The body count is relatively low, but Cronenberg gets the most out of every death, each shocking enough to make up for less-than-imaginative, well, execution. Cherry corn syrup is used liberally, and each corpse is reduced to a crimson mound of mush. All of this leads to a gross-out ending that exemplifies why Cronenberg has long been crowned the king of body horror. And sure, this is delightfully macabre as is, but each death is more threatening than the next. Each becomes less and less justified, as Nola begins with those who deserve her wrath, to those who Nola deems as threatening. First her mother, and even her father, but then the teacher who seems to be muscling in on her marriage. Anger proves especially addictive for Nola, which falls on Frank to clean up.
Through the use of psychoplasmics, Dr. Raglan uses performance as a means of letting his patients complete their own stories. What Cronenberg understands–and what Nola, by extension, misunderstands–is that one’s own narrative, emotional catharsis is not necessarily what is best for everyone else. Then again, how is someone like Nola, who is filled with such righteous fury, that they don’t deserve their vengeance? What Cronenberg also understands is that families are stories that can always go backwards, and whose problems generate trauma and conflict for everyone going forward. The consequences that begat Nola only fall on others, if she’s only concerned with her own pain. Everyone’s parents mess up; but, at a certain point, that can’t be everyone’s problem.
As much as can be said about Nola, she’s barely in the film. Samantha Eggar takes on every scene with enough commitment and grace to carry a film. One can imagine Anthony Hopkins studying Eggar as a proto-Hannibal-Lecter, as she nimbly inhabits Nola, fleshing out a crazed villain into so much more.

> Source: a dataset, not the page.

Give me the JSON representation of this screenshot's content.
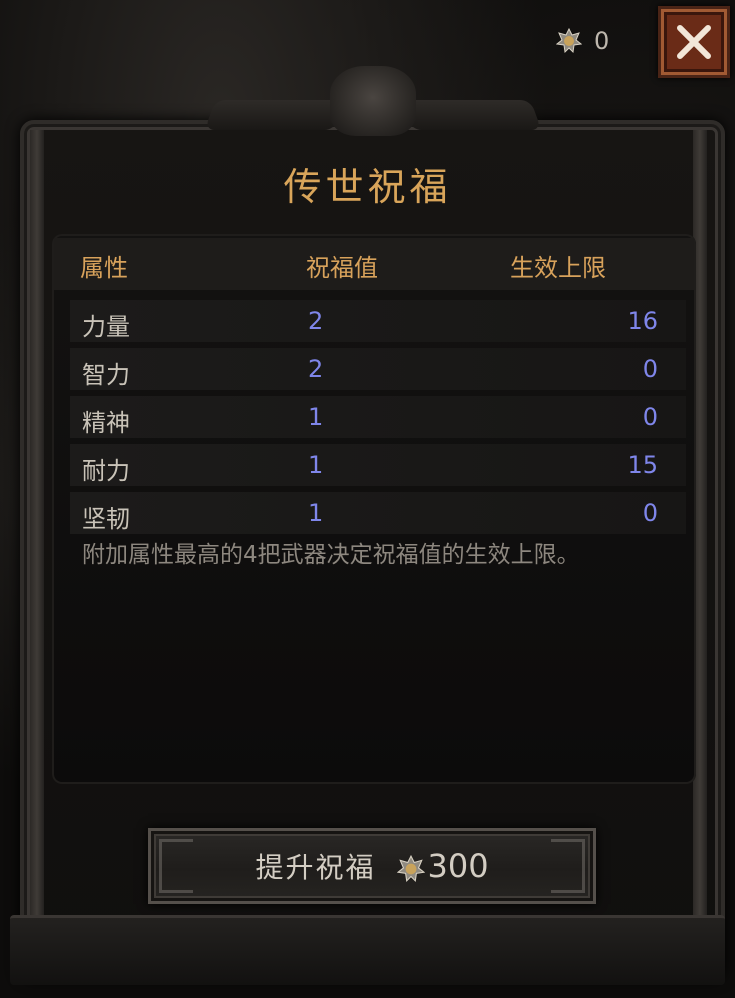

That the ostensible lead Art Hindle is so docile and dispassionate–which may be purposeful, but mutes the film’s pace quite noticeably–only fuels the hunger for more of Eggar, not to mention Oliver Reed’s also-subdued turn–whose reserved nature only suggests that Dr. Raglan is deep in thought, searching for the next point of action. Candace is also a noticeably unresponsive character, which at least aids the notion that she’s definitely Frank’s daughter.

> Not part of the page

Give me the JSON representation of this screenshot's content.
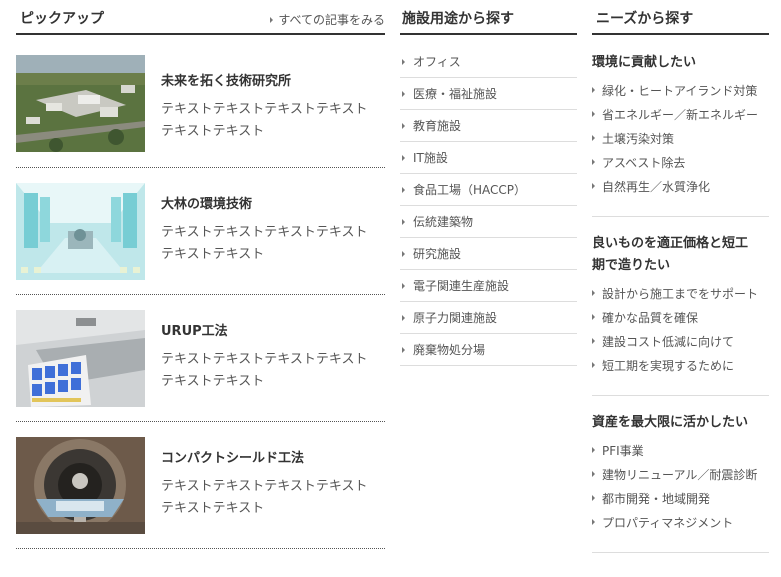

The Brood is not totally mind-blowing–I mean, it’s no Scanners; am I right, people??–but straddles the line of cerebral and heartfelt in fair measures. To put soul into art isn’t terribly difficult; to craft cold analytics around human nature is even easier; to frame the former with the latter, channeling such raw feeling into a cracking good science fiction/horror story takes a clear vision, and a capable orator to see that vision through. While The Brood may not have every kink ironed out–again, if almost anyone was driving the film other than Art Hingle, not to mention a dead weight subplot with a former patient of Dr. Raglan–Cronenberg accomplishes what few horror filmmakers even attempt: We get a troubling film with a bruised heart, one that can’t help being felt.